From an earlier post – “Air pollution: The enormity of it all,” I listed various pollution sources. Repeating those here, these are:
- Commercial (Business)
- Construction (and Demolition)
- Energy Production
- Industrial (and Dredging, Drilling, Excavating and Mining)
Strategies to reduce emissions from transportation have already been covered in very thorough detail as have energy-production-emissions-reduction strategies. (See: “Emissions reduction that works” and others).
For those covered in less thorough detail or not at all, it’s high time those sectors receive their due.
In agriculture, for instance, there are pollution-producing farm- or ranch-related activities.
Operation of on-farm equipment is but one, especially equipment like tractors, harvesters, etc. that rely on the use of fossil fuels. The same would be true regarding energy production, construction/demolition, industrial operations, etc.
For agriculture, replacing diesel pumps with electric pumps is far and away the most effective method of reducing on-farm emissions where pump use is concerned.
No connection to the electric grid? No problem.
Solar panel or wind-turbine (where applicable) installations can suffice quite nicely. Automatic farming equipment and implements that are able to burn fuel more cleanly and efficiently to cut down on harmful emissions is also quite helpful. And finding ways to prevent the kicking up of dust can go a long way toward helping improve air quality. Earth-friendly farm-byproduct disposal methods like in chipping or shredding capability instead of burning it in open-fields – prohibited in California – or in methane recovery and corresponding animal waste disposal (again, where applicable), all helps.

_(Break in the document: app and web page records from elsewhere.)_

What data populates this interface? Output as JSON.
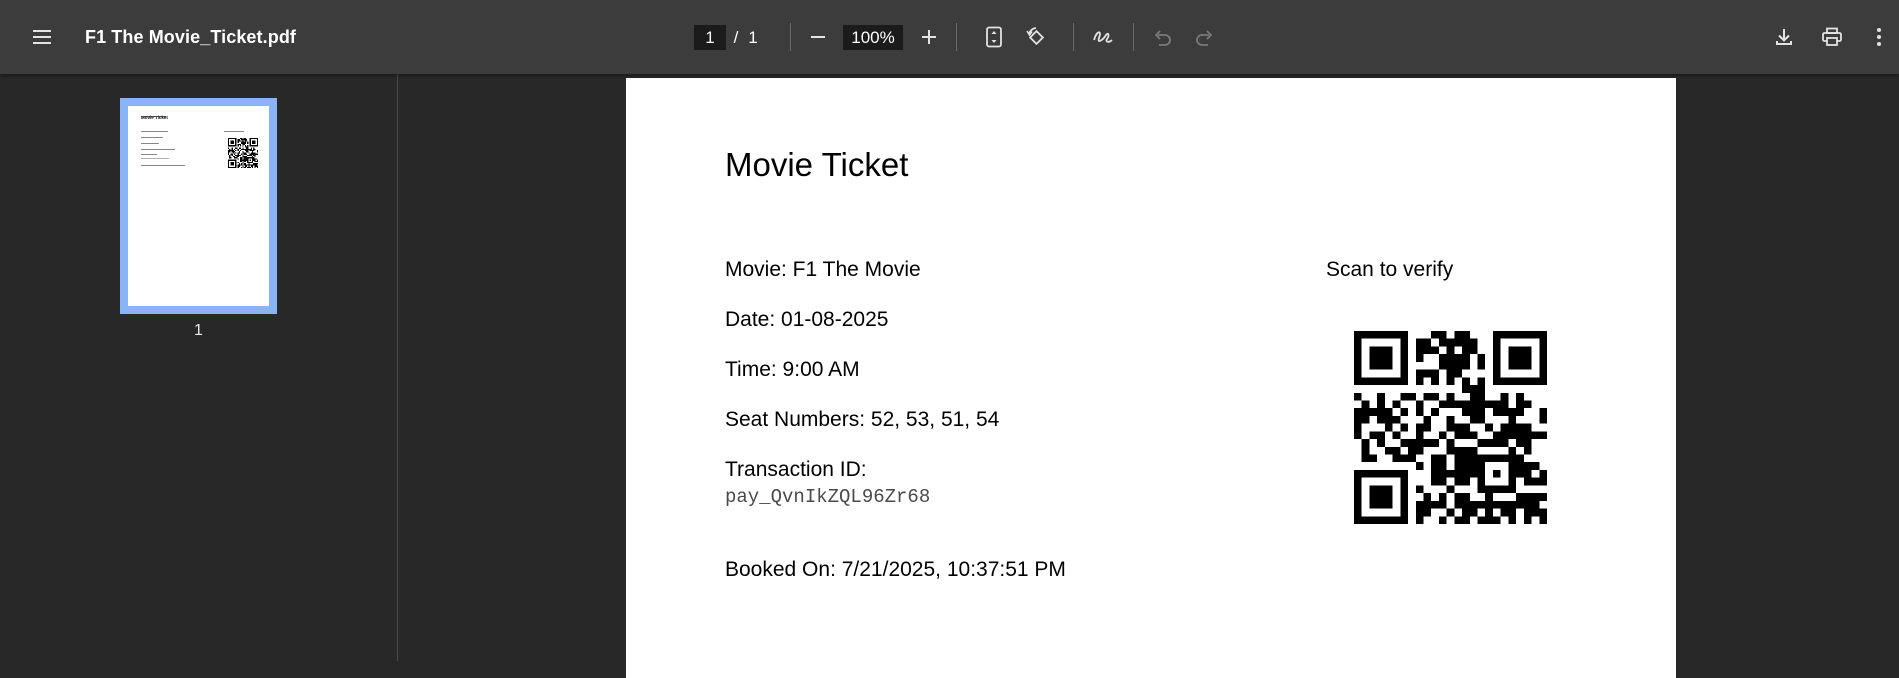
{
  "toolbar": {
    "menu_icon": "hamburger-menu-icon",
    "file_title": "F1 The Movie_Ticket.pdf",
    "current_page": "1",
    "page_separator": "/",
    "total_pages": "1",
    "zoom_level": "100%",
    "icons": [
      "zoom-out-icon",
      "zoom-in-icon",
      "fit-page-icon",
      "rotate-icon",
      "annotate-pen-icon",
      "undo-icon",
      "redo-icon",
      "download-icon",
      "print-icon",
      "more-options-icon"
    ]
  },
  "sidebar": {
    "thumbnails": [
      {
        "label": "1",
        "selected": true
      }
    ]
  },
  "document": {
    "title": "Movie Ticket",
    "movie": "Movie: F1 The Movie",
    "date": "Date: 01-08-2025",
    "time": "Time: 9:00 AM",
    "seats": "Seat Numbers: 52, 53, 51, 54",
    "transaction_label": "Transaction ID:",
    "transaction_id": "pay_QvnIkZQL96Zr68",
    "booked_on": "Booked On: 7/21/2025, 10:37:51 PM",
    "scan_label": "Scan to verify"
  },
  "colors": {
    "toolbar_bg": "#3c3c3c",
    "viewer_bg": "#282828",
    "thumbnail_selection": "#8ab4f8"
  }
}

In commercial operations, any time driving in connection with respective operations can be reduced, corresponding air pollution coming from such can also be lowered. Barring this, by business embracing more sustainable forms of transportation such as electric/gas hybrid or clean-fuel or emissions-free vehicles, is a big plus. The same could be said for the construction and demolition trades.
For restaurants that rely on wood-burning open-pit grills with which to prepare food, if instead of burning wood for cooking, utilizing natural gas or electricity to do the same also helps cut emissions.
And last, but by no means least, is the pollution contribution coming from the residential sector. Even though discussed to some extent in: “Want a smaller carbon footprint? Think ‘inside’ the box,” more on the matter can be mentioned still.
Probably the biggest contributor to home-produced air pollution is outdoor pit and/or indoor fireplace use. Making such much more efficient when it comes to combustion of corresponding fuel sources can go far and do much to reduce negative environmental impact.
Use of solvents and cleaners in the home that either do not add or contribute minimally to air pollution can be chosen over such that are more environmentally harmful. Also residential upgrading techniques as in improving home insulation or employing ways to cut energy losses can be of tremendous environmental benefit. And when it comes to making choices in terms of meeting individual transportation needs opting for sustainable solutions such as in riding a bike, walking or taking public transportation where possible or in choosing where one lives, can provide enormous gains in terms of having a positive environmental impact.
There are, doubtless, more ways to remove contaminants from the air than what was covered here. But this “contaminated-air-remediation strategies” discussion should be of benefit even if all it does is prompt readers to be more mindful of pollution’s contributory causes and mitigation-wise, to be apprised of what’s available to enable one to reduce one’s individual contribution to pollution.
– Alan Kandel